### Exercise instructions
The line containing "Serialize everything readable" marks the start, and the last line of the records below marks the end. Print that run exactly and nothing else.

[Component data from apps and pages]
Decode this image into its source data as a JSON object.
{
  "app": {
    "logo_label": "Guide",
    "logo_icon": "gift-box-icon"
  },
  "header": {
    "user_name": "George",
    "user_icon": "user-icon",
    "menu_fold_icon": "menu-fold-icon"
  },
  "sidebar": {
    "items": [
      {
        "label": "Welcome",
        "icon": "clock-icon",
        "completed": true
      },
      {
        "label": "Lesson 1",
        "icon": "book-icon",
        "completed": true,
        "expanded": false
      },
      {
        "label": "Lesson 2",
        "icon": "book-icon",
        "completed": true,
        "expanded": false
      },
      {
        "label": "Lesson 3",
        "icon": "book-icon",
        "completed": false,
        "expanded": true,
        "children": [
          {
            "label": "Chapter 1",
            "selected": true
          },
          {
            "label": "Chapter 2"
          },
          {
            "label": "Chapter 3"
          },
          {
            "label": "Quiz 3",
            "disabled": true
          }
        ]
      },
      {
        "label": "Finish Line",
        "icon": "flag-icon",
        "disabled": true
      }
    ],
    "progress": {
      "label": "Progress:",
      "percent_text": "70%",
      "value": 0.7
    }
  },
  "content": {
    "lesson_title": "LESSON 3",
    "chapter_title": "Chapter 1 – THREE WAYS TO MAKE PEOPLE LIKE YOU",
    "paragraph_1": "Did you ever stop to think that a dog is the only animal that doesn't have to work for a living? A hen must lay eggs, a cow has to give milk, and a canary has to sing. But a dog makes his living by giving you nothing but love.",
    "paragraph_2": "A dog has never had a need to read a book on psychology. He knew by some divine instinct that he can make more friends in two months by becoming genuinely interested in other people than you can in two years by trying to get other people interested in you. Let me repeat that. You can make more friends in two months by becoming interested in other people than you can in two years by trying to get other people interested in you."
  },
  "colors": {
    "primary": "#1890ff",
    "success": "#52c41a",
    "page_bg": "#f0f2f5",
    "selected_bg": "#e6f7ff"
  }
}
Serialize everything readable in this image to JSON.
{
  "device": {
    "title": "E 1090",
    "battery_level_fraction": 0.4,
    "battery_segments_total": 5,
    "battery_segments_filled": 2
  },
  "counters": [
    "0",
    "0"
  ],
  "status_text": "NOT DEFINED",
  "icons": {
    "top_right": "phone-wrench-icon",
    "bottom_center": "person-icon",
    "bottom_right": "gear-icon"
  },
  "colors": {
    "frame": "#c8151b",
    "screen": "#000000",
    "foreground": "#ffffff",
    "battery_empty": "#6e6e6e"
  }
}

### Answer below
Serialize everything readable in this image to JSON.
{
  "device": {
    "title": "E 1090",
    "battery_level_fraction": 0.4,
    "battery_segments_total": 5,
    "battery_segments_filled": 2
  },
  "counters": [
    "0",
    "0"
  ],
  "status_text": "NOT DEFINED",
  "icons": {
    "top_right": "phone-wrench-icon",
    "bottom_center": "person-icon",
    "bottom_right": "gear-icon"
  },
  "colors": {
    "frame": "#c8151b",
    "screen": "#000000",
    "foreground": "#ffffff",
    "battery_empty": "#6e6e6e"
  }
}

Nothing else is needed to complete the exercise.